_WHAT YOU ARE ASKED TO DO_: In the data that follows, how many lines contain the word "height"? Give only that number.

Segment Start: DATA TO EXAMINE

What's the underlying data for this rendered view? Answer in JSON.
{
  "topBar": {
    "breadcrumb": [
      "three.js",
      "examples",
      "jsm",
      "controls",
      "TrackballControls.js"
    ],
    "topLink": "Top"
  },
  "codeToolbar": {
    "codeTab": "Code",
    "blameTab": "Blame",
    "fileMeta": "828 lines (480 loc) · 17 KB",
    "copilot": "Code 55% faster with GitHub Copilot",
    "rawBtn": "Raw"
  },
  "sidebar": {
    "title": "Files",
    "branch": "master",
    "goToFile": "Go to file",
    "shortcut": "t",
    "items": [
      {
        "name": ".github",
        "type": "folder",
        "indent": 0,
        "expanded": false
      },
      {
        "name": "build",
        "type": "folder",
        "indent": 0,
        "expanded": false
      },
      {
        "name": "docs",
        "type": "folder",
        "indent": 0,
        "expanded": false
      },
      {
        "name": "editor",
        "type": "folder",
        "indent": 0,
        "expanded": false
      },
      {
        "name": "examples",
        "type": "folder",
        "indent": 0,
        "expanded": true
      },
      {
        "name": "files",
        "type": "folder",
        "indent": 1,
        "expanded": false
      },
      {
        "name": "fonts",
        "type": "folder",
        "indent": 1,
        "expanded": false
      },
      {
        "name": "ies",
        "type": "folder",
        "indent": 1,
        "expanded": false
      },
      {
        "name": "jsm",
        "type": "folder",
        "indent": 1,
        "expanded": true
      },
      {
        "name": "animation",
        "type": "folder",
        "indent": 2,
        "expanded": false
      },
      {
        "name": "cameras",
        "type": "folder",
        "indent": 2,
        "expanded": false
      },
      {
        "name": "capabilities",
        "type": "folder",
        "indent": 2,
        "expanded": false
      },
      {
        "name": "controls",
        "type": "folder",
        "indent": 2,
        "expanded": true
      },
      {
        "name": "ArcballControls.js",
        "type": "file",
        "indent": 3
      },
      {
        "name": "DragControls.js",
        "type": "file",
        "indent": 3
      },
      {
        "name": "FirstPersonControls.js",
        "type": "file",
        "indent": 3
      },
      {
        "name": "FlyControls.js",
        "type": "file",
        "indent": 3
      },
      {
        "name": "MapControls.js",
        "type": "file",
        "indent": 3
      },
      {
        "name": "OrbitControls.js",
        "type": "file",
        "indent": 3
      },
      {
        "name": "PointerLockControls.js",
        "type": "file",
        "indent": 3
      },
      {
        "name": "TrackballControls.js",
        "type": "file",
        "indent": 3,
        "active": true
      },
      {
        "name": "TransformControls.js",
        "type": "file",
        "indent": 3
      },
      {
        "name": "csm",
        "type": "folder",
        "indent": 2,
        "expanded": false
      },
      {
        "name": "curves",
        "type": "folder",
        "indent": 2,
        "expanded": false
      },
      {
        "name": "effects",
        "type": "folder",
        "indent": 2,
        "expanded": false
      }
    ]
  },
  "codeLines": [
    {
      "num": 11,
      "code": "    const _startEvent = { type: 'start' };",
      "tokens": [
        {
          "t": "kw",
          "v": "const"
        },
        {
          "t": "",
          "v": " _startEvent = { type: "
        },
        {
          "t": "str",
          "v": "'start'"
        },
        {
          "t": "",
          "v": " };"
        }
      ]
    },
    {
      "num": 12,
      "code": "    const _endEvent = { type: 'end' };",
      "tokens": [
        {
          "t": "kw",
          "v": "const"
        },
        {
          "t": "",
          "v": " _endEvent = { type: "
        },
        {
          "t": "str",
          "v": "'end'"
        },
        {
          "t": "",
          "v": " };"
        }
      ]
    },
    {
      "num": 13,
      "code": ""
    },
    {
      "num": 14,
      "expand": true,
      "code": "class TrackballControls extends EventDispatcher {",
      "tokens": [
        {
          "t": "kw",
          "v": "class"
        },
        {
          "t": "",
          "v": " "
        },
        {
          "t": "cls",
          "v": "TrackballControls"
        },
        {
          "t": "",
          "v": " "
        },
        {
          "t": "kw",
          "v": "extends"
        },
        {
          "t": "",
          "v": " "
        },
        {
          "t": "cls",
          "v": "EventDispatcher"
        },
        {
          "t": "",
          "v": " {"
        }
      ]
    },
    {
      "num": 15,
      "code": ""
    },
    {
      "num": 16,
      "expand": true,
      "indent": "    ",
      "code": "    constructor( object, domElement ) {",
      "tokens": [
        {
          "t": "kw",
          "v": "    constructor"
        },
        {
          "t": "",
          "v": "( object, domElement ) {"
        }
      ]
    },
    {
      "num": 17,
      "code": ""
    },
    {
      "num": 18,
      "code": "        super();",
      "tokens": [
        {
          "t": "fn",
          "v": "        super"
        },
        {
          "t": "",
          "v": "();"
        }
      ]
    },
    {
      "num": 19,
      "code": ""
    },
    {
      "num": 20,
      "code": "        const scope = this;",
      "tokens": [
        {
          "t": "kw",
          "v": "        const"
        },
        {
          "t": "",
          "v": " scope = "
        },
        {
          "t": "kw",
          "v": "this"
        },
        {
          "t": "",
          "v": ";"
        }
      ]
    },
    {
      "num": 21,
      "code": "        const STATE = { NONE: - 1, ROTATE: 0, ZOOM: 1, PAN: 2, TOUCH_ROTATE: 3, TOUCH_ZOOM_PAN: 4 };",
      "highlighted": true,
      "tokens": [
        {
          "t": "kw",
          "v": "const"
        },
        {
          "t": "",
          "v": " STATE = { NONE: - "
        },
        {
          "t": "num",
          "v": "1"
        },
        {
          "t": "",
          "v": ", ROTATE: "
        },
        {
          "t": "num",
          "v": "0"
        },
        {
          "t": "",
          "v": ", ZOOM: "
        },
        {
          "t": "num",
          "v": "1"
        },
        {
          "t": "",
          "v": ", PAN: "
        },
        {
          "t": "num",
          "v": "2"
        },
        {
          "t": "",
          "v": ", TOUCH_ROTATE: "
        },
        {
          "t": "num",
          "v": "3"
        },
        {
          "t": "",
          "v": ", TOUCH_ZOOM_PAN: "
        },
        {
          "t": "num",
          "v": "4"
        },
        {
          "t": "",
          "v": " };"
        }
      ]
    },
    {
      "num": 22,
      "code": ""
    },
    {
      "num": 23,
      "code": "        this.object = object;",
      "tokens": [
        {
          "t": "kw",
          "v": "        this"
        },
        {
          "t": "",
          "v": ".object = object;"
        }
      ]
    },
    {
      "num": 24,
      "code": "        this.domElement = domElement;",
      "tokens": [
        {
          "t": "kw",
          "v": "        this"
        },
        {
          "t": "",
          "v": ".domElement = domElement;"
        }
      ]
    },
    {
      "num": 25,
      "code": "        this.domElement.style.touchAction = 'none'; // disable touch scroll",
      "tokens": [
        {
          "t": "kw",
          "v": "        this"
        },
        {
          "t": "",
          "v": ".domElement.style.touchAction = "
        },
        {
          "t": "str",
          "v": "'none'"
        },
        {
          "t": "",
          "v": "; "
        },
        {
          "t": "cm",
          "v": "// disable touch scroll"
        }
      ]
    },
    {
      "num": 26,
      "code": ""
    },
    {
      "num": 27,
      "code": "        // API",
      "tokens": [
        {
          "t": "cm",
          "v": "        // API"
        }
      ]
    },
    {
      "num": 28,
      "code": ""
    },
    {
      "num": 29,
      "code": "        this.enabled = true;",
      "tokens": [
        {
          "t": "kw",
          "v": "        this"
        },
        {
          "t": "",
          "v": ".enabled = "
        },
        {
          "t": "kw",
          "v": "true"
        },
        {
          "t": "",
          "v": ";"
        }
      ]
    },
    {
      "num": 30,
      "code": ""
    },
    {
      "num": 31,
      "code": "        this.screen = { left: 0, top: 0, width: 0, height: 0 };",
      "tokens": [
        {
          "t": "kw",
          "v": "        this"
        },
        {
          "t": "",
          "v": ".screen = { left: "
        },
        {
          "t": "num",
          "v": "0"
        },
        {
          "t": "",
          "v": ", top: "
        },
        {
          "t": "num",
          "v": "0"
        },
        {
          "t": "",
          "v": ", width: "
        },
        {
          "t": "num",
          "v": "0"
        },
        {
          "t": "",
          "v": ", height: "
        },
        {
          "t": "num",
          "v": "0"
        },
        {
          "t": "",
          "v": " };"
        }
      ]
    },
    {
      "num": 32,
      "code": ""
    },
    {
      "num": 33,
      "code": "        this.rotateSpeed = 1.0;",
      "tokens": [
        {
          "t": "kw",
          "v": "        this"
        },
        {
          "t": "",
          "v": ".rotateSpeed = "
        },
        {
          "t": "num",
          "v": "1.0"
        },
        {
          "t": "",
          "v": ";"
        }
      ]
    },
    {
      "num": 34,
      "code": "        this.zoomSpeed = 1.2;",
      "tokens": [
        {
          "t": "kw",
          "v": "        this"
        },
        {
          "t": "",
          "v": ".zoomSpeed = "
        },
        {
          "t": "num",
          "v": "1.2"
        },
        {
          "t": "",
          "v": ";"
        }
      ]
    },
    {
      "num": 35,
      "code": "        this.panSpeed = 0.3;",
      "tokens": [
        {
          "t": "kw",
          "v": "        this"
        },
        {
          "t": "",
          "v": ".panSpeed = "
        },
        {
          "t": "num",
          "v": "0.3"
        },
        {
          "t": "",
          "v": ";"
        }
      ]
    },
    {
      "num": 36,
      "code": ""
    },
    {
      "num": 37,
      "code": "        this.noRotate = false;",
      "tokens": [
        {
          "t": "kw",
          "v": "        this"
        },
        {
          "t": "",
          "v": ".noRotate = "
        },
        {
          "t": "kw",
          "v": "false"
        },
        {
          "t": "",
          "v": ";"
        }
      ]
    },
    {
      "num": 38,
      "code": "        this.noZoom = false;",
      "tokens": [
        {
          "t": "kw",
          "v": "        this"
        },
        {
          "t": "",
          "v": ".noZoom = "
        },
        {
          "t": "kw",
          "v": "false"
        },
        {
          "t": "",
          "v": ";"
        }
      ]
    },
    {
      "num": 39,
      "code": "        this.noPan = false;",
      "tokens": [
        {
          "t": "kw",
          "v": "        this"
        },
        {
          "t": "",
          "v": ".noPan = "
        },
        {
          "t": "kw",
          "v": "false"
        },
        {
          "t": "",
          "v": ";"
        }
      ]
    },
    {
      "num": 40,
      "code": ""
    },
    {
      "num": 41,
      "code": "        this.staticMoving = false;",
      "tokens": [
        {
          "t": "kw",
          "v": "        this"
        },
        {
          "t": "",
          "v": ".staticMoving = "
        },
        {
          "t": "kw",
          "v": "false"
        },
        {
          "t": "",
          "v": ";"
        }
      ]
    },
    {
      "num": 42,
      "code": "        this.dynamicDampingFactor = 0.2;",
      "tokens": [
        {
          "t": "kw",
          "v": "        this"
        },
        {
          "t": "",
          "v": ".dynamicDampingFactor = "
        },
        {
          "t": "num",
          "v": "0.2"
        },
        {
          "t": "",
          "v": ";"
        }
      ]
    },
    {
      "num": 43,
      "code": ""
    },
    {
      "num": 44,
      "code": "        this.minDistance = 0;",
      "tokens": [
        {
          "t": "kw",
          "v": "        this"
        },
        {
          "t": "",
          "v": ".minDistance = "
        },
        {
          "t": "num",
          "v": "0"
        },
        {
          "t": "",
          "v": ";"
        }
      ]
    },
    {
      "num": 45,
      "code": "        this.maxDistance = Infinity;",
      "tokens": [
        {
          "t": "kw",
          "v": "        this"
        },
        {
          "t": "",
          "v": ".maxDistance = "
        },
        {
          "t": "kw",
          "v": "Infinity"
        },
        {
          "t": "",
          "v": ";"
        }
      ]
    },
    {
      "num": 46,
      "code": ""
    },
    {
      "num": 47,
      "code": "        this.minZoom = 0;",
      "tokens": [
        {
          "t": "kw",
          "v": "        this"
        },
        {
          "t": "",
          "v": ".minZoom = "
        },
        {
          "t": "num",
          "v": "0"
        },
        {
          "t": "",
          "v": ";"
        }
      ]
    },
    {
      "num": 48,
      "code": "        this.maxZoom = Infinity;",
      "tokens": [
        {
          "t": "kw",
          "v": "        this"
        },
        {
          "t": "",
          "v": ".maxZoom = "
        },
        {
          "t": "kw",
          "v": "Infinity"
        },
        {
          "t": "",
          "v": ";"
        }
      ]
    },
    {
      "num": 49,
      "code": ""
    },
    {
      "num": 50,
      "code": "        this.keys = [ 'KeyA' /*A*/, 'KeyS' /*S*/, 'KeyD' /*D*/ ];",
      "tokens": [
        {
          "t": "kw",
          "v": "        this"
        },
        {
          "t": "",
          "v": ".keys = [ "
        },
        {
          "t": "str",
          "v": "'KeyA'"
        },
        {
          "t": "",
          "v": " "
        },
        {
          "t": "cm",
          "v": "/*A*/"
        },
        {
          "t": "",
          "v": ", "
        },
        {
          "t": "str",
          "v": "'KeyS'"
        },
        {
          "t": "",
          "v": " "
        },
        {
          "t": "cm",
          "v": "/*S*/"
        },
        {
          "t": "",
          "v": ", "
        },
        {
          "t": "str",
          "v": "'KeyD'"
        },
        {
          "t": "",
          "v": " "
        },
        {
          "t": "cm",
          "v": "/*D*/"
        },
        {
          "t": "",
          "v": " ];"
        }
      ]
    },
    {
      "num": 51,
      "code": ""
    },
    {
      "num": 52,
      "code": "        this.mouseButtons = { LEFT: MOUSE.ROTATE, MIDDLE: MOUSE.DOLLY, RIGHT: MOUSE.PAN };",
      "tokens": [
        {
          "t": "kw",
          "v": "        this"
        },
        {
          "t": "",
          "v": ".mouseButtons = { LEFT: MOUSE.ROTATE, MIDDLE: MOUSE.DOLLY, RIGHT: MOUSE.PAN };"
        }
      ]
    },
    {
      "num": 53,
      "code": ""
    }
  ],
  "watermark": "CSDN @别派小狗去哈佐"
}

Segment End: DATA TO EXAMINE

_OUTPUT FOR THIS EXERCISE_: 2